The Special Session of the 73rd Congress, which began on March 9 with enactment of the emergency banking act, came to a close on the morning of June 16, 1933, shortly after the passage by both houses of the national industrial recovery bill and final approval of a $3,610,000,000 measure to finance the new undertakings initiated during the session. The closing hours were marked by a sharp contest between the President and the Senate over the limitations to be imposed upon the authority previously granted to effect reductions in veterans' compensation. The Senate capitulated just before adjournment, approving, by a margin of nine votes, an administration compromise it had previously rejected. A last communication from the President thanked the Congress for “a more sincere and wholehearted cooperation” between the legislative and executive branches—which “in most cases transcended party lines”—than had been witnessed in many years.

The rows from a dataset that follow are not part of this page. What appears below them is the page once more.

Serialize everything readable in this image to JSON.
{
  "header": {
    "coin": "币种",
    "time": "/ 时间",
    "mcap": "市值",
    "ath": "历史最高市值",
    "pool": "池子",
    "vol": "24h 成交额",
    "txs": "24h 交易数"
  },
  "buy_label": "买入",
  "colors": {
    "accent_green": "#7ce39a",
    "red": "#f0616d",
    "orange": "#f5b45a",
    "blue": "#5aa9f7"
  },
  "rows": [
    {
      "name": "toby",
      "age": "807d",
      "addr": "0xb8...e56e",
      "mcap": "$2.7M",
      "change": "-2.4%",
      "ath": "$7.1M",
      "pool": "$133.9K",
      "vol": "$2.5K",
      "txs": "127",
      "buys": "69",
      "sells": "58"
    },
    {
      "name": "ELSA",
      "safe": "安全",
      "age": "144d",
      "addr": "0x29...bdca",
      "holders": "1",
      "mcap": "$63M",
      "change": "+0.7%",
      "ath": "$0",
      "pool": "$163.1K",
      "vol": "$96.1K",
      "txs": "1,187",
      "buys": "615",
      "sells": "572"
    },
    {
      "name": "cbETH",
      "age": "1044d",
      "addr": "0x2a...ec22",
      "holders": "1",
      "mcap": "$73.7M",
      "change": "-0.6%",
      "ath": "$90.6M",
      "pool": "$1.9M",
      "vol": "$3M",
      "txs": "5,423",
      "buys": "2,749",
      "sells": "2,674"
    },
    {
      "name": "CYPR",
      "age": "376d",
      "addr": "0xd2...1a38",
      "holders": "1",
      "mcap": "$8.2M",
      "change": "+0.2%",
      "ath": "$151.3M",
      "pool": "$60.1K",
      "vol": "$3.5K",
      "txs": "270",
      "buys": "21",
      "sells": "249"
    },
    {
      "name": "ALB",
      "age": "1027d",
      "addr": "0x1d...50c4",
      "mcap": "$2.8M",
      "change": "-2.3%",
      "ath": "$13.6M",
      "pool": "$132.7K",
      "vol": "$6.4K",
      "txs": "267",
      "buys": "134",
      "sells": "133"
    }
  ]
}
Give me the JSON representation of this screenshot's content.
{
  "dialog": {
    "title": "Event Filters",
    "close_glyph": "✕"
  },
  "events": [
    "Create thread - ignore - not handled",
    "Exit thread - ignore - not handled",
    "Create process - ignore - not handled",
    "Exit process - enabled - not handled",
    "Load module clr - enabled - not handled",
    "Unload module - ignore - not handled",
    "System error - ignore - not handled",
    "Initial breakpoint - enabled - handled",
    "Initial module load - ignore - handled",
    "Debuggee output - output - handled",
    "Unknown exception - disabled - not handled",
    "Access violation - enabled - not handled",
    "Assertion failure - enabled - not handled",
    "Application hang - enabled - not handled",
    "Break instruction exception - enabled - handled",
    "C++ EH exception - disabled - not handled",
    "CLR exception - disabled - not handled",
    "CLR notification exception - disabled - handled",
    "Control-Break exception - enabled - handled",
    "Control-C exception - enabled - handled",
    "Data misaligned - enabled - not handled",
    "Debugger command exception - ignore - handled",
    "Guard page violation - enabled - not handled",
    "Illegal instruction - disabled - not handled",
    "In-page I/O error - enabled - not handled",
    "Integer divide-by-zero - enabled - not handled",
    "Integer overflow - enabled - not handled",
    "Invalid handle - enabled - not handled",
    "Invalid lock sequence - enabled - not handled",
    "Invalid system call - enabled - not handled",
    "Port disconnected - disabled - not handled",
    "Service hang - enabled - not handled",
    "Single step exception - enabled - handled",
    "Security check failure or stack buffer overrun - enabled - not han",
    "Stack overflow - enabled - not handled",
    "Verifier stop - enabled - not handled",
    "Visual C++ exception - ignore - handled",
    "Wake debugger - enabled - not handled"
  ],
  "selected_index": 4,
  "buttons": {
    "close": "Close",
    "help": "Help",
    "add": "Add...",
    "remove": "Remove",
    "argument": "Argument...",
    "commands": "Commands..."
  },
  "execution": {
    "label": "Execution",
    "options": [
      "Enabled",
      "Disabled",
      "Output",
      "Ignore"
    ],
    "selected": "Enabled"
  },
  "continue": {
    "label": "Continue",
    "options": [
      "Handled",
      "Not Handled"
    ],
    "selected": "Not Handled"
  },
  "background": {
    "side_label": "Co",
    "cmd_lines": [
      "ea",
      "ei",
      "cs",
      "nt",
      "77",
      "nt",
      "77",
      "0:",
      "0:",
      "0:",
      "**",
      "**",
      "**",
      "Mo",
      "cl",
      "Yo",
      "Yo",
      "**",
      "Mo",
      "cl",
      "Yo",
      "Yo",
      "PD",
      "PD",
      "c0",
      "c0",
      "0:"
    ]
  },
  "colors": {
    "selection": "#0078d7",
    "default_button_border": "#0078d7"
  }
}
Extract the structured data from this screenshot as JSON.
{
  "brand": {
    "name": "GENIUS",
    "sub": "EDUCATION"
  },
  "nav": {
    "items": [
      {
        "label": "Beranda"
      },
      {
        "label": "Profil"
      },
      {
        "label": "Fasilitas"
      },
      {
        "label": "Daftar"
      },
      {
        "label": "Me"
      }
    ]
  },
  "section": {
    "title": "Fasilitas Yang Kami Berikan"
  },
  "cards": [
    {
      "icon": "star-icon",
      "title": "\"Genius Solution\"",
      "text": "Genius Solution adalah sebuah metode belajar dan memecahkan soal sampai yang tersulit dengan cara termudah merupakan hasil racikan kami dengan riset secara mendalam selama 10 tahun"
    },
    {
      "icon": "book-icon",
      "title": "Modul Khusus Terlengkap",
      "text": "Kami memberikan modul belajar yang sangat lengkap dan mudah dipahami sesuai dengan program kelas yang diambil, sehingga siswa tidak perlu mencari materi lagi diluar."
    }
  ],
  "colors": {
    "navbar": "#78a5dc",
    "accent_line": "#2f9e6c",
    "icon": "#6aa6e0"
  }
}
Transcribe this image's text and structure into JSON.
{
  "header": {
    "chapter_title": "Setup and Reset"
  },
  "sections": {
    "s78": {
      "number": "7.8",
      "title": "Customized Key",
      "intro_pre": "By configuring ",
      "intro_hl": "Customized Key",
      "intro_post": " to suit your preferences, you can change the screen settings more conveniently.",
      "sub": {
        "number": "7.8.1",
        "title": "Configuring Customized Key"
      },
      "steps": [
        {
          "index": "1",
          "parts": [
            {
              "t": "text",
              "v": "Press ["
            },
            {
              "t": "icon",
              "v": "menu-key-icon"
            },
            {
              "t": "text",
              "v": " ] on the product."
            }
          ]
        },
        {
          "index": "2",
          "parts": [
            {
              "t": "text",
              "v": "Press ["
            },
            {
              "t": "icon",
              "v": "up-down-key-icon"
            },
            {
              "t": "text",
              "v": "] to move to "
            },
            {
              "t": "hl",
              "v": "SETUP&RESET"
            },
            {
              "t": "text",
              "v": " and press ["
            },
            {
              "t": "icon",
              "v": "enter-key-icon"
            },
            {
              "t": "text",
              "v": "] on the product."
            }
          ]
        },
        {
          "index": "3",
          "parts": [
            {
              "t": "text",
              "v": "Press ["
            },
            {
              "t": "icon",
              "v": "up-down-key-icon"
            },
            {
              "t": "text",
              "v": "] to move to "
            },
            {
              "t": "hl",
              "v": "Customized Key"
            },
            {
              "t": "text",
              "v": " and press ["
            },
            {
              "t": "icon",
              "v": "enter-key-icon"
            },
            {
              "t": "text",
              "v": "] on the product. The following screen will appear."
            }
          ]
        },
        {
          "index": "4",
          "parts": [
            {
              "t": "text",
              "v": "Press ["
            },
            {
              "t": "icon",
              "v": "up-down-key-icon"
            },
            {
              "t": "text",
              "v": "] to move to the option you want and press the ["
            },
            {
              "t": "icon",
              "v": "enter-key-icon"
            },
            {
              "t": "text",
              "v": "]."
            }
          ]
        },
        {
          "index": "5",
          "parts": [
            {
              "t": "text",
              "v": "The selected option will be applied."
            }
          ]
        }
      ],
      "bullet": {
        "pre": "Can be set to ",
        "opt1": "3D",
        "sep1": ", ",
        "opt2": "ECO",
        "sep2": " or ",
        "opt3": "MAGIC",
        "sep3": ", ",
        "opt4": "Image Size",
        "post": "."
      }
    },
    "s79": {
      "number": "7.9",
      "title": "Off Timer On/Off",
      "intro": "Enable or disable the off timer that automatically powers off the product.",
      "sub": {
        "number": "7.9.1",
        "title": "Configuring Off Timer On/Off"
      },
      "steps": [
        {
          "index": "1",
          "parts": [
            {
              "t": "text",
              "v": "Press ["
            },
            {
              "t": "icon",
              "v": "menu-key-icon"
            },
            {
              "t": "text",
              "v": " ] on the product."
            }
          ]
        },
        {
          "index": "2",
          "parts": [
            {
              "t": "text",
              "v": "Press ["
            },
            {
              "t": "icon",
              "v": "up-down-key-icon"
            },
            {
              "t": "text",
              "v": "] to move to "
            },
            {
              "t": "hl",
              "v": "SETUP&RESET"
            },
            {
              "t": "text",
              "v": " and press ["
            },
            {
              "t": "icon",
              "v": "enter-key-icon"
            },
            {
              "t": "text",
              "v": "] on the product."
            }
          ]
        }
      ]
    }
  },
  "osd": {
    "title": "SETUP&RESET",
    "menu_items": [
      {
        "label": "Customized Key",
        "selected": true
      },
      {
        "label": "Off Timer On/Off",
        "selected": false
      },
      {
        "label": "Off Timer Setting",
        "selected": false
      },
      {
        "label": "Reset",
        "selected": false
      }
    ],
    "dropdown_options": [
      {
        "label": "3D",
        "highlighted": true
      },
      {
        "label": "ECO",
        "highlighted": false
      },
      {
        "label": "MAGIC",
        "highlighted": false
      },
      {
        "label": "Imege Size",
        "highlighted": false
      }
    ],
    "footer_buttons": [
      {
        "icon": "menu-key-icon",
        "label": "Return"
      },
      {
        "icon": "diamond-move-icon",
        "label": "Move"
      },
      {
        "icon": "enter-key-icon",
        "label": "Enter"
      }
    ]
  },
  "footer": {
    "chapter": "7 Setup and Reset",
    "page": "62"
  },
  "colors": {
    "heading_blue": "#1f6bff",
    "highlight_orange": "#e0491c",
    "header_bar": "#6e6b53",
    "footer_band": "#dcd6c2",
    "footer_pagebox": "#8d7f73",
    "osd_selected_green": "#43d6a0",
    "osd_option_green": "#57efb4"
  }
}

Almost-the entire time of the special session was taken up with emergency measures. The only outstanding pieces of permanent legislation upon which final action was taken were the administration's securities bill, the Tennessee Valley Authority bill, the Wagner employment exchange bill, and the Glass-Steagall bank reform bill. The 73rd Congress—under the terms of the new 20th amendment to the Constitution—will not meet again until January 3, 1934, unless called into a second special session at an earlier date.
The dates on which action was taken on 15 major proposals for legislation submitted by President Roosevelt during the special session are shown below.
Many of the measures enacted in response to requests from the President were limited in their operation to one or two years. Most of the new agencies created to administer these measures, including not only the new government-owned corporations but also such agencies as the national industrial recovery board, the agricultural adjustment administration, the emergency relief administration, and the employment service, were specifically exempted from civil service rules, either by action of the House or in the text of bills transmitted by the administration.
||Approved by the House
||Approved by the Senate
||Approved by the President|
|Legalization of beer
|Direct unemployment relief
|Farm mortgage relief
|Tennessee Valley Authority
|Loans to home owners
|Control of oil industry
|Gold clause invalidation